What you should do: Your response should be the complete listing, copied exactly.

-- Opening Marker --

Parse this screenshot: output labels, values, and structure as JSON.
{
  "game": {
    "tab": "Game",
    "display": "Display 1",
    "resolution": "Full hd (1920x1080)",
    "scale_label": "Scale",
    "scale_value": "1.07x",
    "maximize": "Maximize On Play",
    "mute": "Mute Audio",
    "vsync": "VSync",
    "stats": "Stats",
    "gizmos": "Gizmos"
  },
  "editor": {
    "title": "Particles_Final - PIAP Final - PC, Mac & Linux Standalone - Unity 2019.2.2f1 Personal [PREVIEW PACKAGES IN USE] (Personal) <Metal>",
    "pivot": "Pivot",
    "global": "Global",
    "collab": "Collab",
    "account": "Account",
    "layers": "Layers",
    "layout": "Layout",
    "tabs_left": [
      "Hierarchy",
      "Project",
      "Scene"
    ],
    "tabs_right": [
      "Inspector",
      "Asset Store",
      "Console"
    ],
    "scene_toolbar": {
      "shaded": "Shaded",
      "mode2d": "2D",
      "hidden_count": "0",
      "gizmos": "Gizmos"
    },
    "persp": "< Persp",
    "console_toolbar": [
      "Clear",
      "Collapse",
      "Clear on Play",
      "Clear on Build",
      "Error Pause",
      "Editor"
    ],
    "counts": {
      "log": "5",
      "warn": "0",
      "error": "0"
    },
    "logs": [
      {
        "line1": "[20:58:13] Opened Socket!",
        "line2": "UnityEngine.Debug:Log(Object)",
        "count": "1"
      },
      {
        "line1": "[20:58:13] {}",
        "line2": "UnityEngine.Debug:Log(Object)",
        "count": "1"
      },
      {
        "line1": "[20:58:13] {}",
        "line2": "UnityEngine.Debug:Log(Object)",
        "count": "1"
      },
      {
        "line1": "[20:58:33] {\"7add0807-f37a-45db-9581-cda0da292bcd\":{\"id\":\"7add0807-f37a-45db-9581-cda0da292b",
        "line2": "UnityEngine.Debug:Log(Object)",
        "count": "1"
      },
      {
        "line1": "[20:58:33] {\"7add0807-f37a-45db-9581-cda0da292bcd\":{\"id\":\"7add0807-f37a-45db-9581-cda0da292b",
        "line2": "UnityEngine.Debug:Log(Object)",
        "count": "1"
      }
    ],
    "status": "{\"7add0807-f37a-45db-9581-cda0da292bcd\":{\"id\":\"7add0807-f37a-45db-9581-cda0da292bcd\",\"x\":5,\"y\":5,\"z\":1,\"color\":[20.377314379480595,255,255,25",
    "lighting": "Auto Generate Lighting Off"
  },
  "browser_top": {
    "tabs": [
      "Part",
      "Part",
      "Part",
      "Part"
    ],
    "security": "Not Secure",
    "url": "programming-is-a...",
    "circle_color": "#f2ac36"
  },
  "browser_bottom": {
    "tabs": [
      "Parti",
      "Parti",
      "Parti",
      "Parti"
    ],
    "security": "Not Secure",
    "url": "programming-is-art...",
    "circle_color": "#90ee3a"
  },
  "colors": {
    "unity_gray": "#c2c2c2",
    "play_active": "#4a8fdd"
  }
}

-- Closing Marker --

The completed task:
Parse this screenshot: output labels, values, and structure as JSON.
{
  "game": {
    "tab": "Game",
    "display": "Display 1",
    "resolution": "Full hd (1920x1080)",
    "scale_label": "Scale",
    "scale_value": "1.07x",
    "maximize": "Maximize On Play",
    "mute": "Mute Audio",
    "vsync": "VSync",
    "stats": "Stats",
    "gizmos": "Gizmos"
  },
  "editor": {
    "title": "Particles_Final - PIAP Final - PC, Mac & Linux Standalone - Unity 2019.2.2f1 Personal [PREVIEW PACKAGES IN USE] (Personal) <Metal>",
    "pivot": "Pivot",
    "global": "Global",
    "collab": "Collab",
    "account": "Account",
    "layers": "Layers",
    "layout": "Layout",
    "tabs_left": [
      "Hierarchy",
      "Project",
      "Scene"
    ],
    "tabs_right": [
      "Inspector",
      "Asset Store",
      "Console"
    ],
    "scene_toolbar": {
      "shaded": "Shaded",
      "mode2d": "2D",
      "hidden_count": "0",
      "gizmos": "Gizmos"
    },
    "persp": "< Persp",
    "console_toolbar": [
      "Clear",
      "Collapse",
      "Clear on Play",
      "Clear on Build",
      "Error Pause",
      "Editor"
    ],
    "counts": {
      "log": "5",
      "warn": "0",
      "error": "0"
    },
    "logs": [
      {
        "line1": "[20:58:13] Opened Socket!",
        "line2": "UnityEngine.Debug:Log(Object)",
        "count": "1"
      },
      {
        "line1": "[20:58:13] {}",
        "line2": "UnityEngine.Debug:Log(Object)",
        "count": "1"
      },
      {
        "line1": "[20:58:13] {}",
        "line2": "UnityEngine.Debug:Log(Object)",
        "count": "1"
      },
      {
        "line1": "[20:58:33] {\"7add0807-f37a-45db-9581-cda0da292bcd\":{\"id\":\"7add0807-f37a-45db-9581-cda0da292b",
        "line2": "UnityEngine.Debug:Log(Object)",
        "count": "1"
      },
      {
        "line1": "[20:58:33] {\"7add0807-f37a-45db-9581-cda0da292bcd\":{\"id\":\"7add0807-f37a-45db-9581-cda0da292b",
        "line2": "UnityEngine.Debug:Log(Object)",
        "count": "1"
      }
    ],
    "status": "{\"7add0807-f37a-45db-9581-cda0da292bcd\":{\"id\":\"7add0807-f37a-45db-9581-cda0da292bcd\",\"x\":5,\"y\":5,\"z\":1,\"color\":[20.377314379480595,255,255,25",
    "lighting": "Auto Generate Lighting Off"
  },
  "browser_top": {
    "tabs": [
      "Part",
      "Part",
      "Part",
      "Part"
    ],
    "security": "Not Secure",
    "url": "programming-is-a...",
    "circle_color": "#f2ac36"
  },
  "browser_bottom": {
    "tabs": [
      "Parti",
      "Parti",
      "Parti",
      "Parti"
    ],
    "security": "Not Secure",
    "url": "programming-is-art...",
    "circle_color": "#90ee3a"
  },
  "colors": {
    "unity_gray": "#c2c2c2",
    "play_active": "#4a8fdd"
  }
}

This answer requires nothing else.